“Certificate of Need (CON) State Laws” National Conference of State Legislatures, December 20, 2021, (Accessed 2/16/22).








“Accrediting Agencies” National Association for Home Care & Hospice, (Accessed 2/11/22).

“Criminal Penalties for Acts Involving Federal Health Care Programs” 42 U.S.C. § 1320a-7b(b)(1). 


“Medicare and Medicaid Patient and Program Protection Act of 1987” Pub. L. No. 100-93, § 2, 101 Stat. 680, 680-681 (August 18, 1987).

“The Balanced Budget Act of 1997” Pub. L. 105-33, § 4304, 111 Stat. 251, 384 (August 5, 1997).

“Re: OIG Advisory Opinion No. 15-10” By Gregory E. Demske, Chief Counsel to the Inspector General, Letter to [Name Redacted], July 28, 2015, (Accessed 2/11/22), p. 4-5; “U.S. v. Greber” 760 F.2d 68, 69 (3d Cir. 1985).

“Health Care Reform: Substantial Fraud and Abuse and Program Integrity Measures Enacted” McDermott Will & Emery, April 12, 2010, p. 3; “Patient Protection and Affordable Care Act” Pub. L. No. 111-148, § 6402, 124 Stat. 119, 759 (March 23, 2010).

“Health Care Fraud and Abuse Laws Affecting Medicare and Medicaid: An Overview” By Jennifer A. Staman, Congressional Research Service, September 8, 2014, (Accessed 2/11/22), p. 5.


McDermott Will & Emery, April 12, 2010, p. 3; “Patient Protection and Affordable Care Act” Pub. L. No. 111-148, § 6402, 124 Stat. 119, 759 (March 23, 2010).

“Liability under subchapter III of chapter 37 of title 31” 42 U.S.C. § 1320a-7b(g).

“False claims” 31 U.S.C. § 3729(a)(1); “Civil Monetary Penalties Inflation Adjustment: Final Rule” Federal Register, Vol. 83, No. 19 (January 29, 2018), p. 3945.

Demske, July 28, 2015, p. 5.


“Medicare and State Health Care Programs: Fraud and Abuse; Clarification of the Initial OIG Safe Harbor Provisions and Establishment of Additional Safe Harbor Provisions Under the Anti-Kickback Statute; Final Rule” Federal Register, Vol. 64, No. 223 (November 19, 1999), p. 63518, 63520.

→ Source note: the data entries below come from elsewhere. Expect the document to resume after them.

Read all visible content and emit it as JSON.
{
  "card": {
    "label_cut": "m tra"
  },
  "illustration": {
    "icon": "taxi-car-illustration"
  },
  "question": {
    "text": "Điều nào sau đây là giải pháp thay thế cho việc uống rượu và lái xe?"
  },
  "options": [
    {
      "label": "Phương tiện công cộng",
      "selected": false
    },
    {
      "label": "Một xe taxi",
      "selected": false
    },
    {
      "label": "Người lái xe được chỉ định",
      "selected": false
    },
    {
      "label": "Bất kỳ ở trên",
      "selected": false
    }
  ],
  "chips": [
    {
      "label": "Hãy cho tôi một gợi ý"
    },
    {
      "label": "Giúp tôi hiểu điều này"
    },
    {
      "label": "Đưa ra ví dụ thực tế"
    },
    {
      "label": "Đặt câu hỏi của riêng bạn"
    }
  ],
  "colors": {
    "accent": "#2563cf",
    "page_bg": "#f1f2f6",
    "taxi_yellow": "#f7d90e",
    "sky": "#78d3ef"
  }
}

“Re: Malpractice Insurance Assistance” By Lewis Morris, Chief Counsel to the Inspector General, United States Department of Health and Human Services, Letter to [Name redacted], January 15, 2003, (Accessed 2/11/22), p. 1.

“Limitation on Certain Physician Referrals” 42 U.S.C. § 1395nn.

42 U.S.C. § 1395nn(a)(1)(A).

42 U.S.C. § 1395nn(h)(6). Note the distinction in 42 C.F.R. § 411.351 regarding what services are included as DHS: “Except as otherwise noted in this subpart, the term ‘designated health services’ or DHS means only DHS payable, in whole or in part, by Medicare. DHS do not include services that are reimbursed by Medicare as part of a composite rate (for example, SNF Part A payments or ASC services identified at §416.164(a)), except to the extent that services listed in paragraphs (1)(i) through (1)(x) of this definition are themselves payable through a composite rate (for example, all services provided as home health services or inpatient and outpatient hospital services are DHS).”

42 U.S.C. § 1395nn(a)(2).

42 U.S.C. § 1395nn(h)(1).

42 U.S.C. § 1395nn.

“Health Care Fraud and Abuse: Practical Perspectives” By Linda A. Baumann, Health Law Section of the American Bar Association, Washington, DC: BNA Books, 2002, p. 106.

“Home Health Agency Operator BAYADA to Pay $17 Million to Resolve False Claims Act Allegations for Paying Kickback” United States Department of Justice, September 8, 2021, (Accessed 2/22/22).


“Home health agency to pay $4.2 million to settle False Claims Act allegations” United States Department of Justice, November 22, 2021, (Accessed 2/24/22).



Healthcare Valuation Banner Advisor's Guide to Healthcare Banner Accountable Care Organizations Banner